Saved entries
---+---
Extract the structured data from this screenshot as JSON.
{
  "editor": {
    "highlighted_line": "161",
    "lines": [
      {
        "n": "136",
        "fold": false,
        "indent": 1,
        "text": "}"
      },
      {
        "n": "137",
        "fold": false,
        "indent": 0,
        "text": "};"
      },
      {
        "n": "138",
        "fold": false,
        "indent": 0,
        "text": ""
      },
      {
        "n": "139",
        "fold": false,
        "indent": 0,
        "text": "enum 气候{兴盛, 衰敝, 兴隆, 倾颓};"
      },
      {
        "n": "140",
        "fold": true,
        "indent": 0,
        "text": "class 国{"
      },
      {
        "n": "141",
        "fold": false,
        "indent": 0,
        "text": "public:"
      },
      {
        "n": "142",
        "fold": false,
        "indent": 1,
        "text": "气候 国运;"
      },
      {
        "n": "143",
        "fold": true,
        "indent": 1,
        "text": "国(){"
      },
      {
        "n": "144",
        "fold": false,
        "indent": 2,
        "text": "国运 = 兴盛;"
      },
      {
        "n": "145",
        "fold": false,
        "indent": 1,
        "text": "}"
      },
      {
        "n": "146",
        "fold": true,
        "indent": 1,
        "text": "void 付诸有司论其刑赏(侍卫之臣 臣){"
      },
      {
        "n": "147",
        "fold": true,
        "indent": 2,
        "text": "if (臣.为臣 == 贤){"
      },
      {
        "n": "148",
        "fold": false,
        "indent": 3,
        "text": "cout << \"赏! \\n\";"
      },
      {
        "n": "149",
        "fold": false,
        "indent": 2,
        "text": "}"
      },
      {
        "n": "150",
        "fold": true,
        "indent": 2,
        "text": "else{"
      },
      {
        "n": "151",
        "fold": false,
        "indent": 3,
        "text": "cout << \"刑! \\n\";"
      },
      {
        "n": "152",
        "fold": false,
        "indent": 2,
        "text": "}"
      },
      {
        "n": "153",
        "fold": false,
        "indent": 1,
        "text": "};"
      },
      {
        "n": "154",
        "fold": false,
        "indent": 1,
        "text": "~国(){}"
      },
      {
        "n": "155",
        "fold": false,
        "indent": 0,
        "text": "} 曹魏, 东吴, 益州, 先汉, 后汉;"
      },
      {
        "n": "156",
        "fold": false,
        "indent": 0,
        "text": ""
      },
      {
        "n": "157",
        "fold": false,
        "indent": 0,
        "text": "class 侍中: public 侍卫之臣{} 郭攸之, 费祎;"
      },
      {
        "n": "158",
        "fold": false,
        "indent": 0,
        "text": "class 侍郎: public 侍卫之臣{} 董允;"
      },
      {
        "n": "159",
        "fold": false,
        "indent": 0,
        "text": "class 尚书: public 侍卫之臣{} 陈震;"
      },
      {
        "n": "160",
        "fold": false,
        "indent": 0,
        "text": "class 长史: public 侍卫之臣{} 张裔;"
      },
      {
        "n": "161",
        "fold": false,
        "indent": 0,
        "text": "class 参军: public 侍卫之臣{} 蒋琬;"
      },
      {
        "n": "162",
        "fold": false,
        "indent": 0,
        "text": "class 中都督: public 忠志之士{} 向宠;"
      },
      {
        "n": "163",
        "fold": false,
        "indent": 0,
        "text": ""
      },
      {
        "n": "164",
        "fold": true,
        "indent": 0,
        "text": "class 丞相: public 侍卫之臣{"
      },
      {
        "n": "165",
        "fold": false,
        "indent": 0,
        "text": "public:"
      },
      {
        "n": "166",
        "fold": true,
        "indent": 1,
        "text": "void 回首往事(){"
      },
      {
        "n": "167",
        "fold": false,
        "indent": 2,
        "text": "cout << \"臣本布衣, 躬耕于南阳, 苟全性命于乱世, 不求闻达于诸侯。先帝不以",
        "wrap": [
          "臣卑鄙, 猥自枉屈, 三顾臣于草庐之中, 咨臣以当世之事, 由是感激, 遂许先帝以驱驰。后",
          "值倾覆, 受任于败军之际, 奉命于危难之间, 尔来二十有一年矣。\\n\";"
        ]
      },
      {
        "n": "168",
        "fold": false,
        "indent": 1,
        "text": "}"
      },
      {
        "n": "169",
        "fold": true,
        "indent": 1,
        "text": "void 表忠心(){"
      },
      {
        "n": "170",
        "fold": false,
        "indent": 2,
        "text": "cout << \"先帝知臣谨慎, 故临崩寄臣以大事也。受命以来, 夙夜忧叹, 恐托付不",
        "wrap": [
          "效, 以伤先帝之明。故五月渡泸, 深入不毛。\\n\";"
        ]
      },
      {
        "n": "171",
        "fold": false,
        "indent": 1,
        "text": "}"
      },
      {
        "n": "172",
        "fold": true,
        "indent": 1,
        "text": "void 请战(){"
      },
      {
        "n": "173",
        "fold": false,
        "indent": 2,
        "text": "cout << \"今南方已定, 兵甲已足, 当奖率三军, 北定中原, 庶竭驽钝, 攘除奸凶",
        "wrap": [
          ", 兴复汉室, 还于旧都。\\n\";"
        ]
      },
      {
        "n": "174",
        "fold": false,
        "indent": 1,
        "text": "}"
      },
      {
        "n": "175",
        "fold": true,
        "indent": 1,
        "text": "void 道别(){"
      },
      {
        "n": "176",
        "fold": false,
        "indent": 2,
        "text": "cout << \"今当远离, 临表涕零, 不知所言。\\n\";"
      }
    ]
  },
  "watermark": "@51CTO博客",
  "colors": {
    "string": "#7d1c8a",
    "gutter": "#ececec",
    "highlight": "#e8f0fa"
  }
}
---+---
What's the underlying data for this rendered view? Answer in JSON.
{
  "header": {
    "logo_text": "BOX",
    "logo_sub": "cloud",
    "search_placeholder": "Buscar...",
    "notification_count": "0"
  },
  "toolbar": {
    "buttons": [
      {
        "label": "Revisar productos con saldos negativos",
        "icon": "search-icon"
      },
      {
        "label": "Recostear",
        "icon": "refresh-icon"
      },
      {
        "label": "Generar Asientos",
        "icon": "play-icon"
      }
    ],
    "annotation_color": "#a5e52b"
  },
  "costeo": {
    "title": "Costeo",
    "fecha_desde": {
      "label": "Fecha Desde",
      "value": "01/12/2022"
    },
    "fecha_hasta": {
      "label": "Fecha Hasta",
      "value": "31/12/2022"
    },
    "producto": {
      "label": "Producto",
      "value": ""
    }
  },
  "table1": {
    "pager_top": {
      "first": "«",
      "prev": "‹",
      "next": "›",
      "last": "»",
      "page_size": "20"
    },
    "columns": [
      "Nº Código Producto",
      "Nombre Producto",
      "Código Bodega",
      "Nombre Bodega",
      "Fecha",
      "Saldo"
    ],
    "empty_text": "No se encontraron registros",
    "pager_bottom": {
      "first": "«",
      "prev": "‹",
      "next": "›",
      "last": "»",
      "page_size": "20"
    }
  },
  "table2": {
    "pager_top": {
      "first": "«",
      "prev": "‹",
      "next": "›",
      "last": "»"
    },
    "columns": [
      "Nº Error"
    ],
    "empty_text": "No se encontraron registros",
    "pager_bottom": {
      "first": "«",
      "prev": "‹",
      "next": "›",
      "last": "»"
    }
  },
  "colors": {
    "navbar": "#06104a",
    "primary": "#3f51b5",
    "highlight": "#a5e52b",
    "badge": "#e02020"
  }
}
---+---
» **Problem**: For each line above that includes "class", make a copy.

» **Result of this exercise**:
        "text": "class 国{"
        "text": "class 侍中: public 侍卫之臣{} 郭攸之, 费祎;"
        "text": "class 侍郎: public 侍卫之臣{} 董允;"
        "text": "class 尚书: public 侍卫之臣{} 陈震;"
        "text": "class 长史: public 侍卫之臣{} 张裔;"
        "text": "class 参军: public 侍卫之臣{} 蒋琬;"
        "text": "class 中都督: public 忠志之士{} 向宠;"
        "text": "class 丞相: public 侍卫之臣{"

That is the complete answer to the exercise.